This guide will help you identify resources and evaluate the information presented.

This page links to resources that will help you evaluate information, whether it is online or in-print. 

10 Questions for Fake News Detection


10 questions for fake news detection

This document was created by The News Literacy Project:

"News literacy teaches that all information is not created equal. It uses the standards of quality journalism as an aspirational yardstick to determine what information to believe, share and act on. It also fosters an understanding of the role of a free press in a democracy."


Understanding Sources

Check out the "Know Your Sources Infographic" (preview below) to learn more about the characteristics

of the wide range of sources you will find in the library to use in your research.


Working with Sources

Incorporating others' work into your own can be difficult, especially when you are not sure what the conventions are for locating and citing appropriate academic sources. These links can help!

Scholarly Journals Vs. Popular Magazines

Review the slides above to learn how to:

  • Distinguish between a popular and scholarly source
  • Identify common characteristics of popular and scholarly articles
  • Understand the concept of the "peer review" editorial process

Note: Advance slides forward and backward with arrows. Click on  to expand to full screen.

Peer Review in 3 Minutes

Peer Review is used by scholarly publications.

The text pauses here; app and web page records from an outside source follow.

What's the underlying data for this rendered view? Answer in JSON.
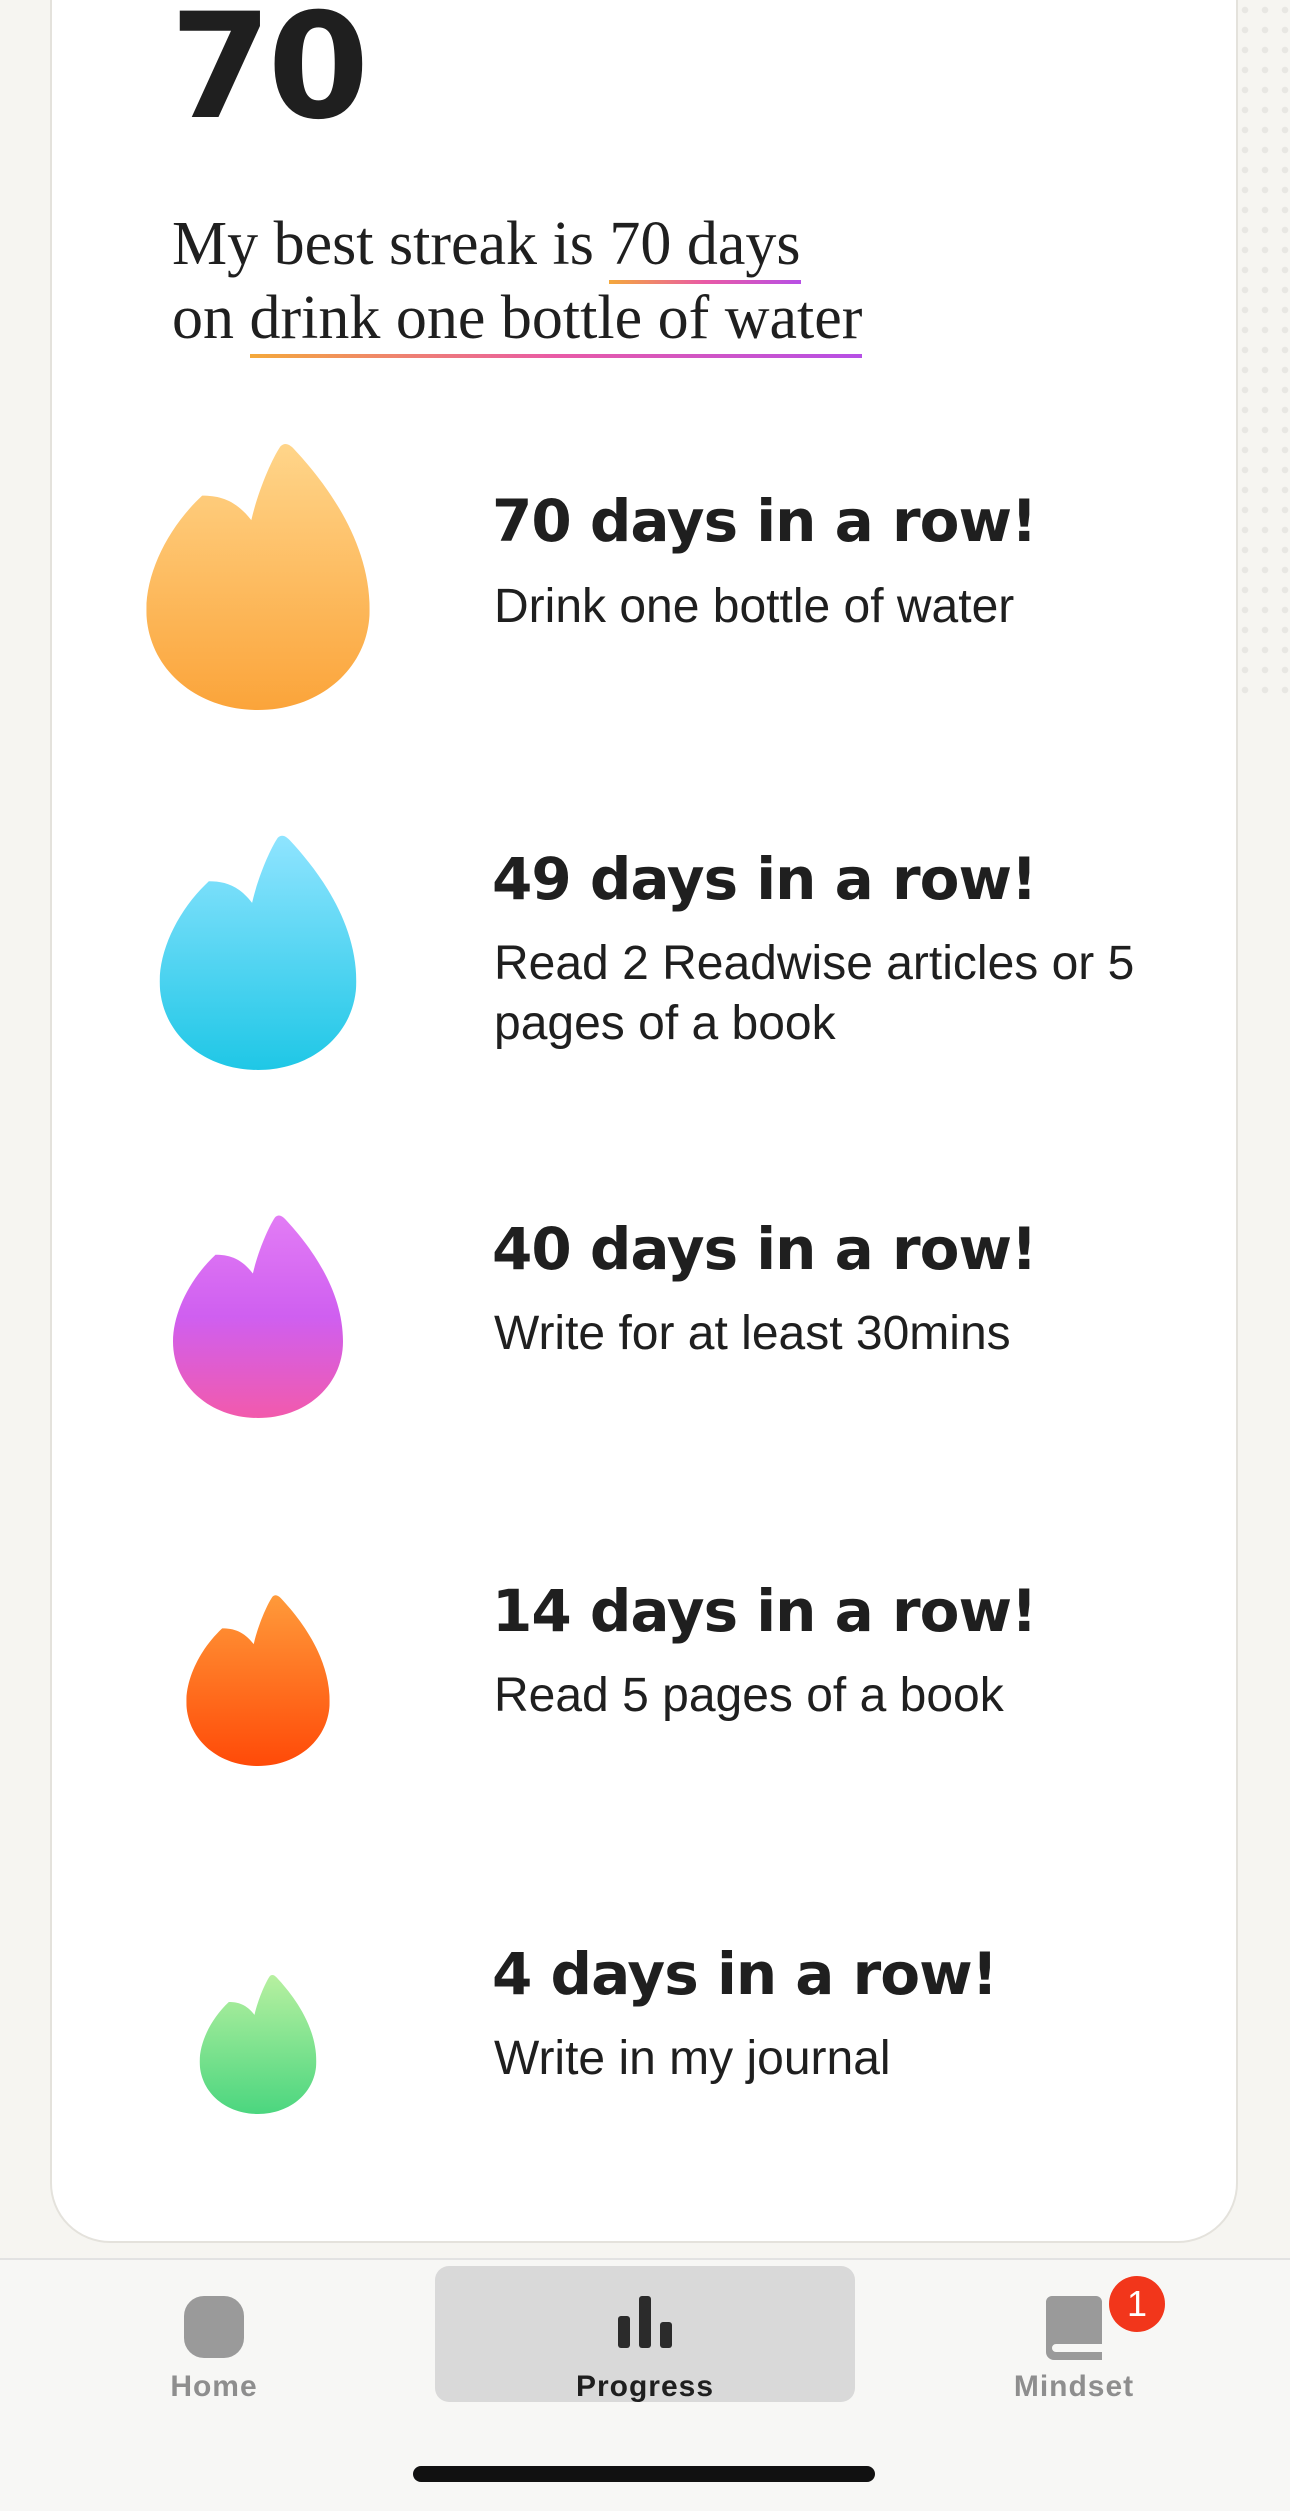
{
  "summary": {
    "best_streak_number": "70",
    "sentence_prefix_1": "My best streak is ",
    "sentence_highlight_1": "70 days",
    "sentence_prefix_2": "on ",
    "sentence_highlight_2": "drink one bottle of water"
  },
  "streaks": [
    {
      "title": "70 days in a row!",
      "habit": "Drink one bottle of water",
      "flame_color": "orange"
    },
    {
      "title": "49 days in a row!",
      "habit": "Read 2 Readwise articles or 5 pages of a book",
      "flame_color": "blue"
    },
    {
      "title": "40 days in a row!",
      "habit": "Write for at least 30mins",
      "flame_color": "purple"
    },
    {
      "title": "14 days in a row!",
      "habit": "Read 5 pages of a book",
      "flame_color": "red-orange"
    },
    {
      "title": "4 days in a row!",
      "habit": "Write in my journal",
      "flame_color": "green"
    }
  ],
  "tabbar": {
    "tabs": [
      {
        "label": "Home",
        "icon": "home-icon",
        "active": false
      },
      {
        "label": "Progress",
        "icon": "bar-chart-icon",
        "active": true
      },
      {
        "label": "Mindset",
        "icon": "book-icon",
        "active": false,
        "badge": "1"
      }
    ]
  },
  "colors": {
    "accent_gradient": [
      "#f4a93a",
      "#e95aa6",
      "#b64fe6"
    ],
    "badge": "#f2361b"
  }
}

Experts in the particular field or discipline review the article or study and comment on any flaws or editing details. 

They also recommend if the article should be published, needs review, or is not accepted for publication.

Created by North Carolina State University Libraries.

Fact Checking Resources

Daniel J. Evans Library - MS: LIB2300 - 2700 Evergreen Parkway, NE. Olympia, WA 98501 - 360-867-6250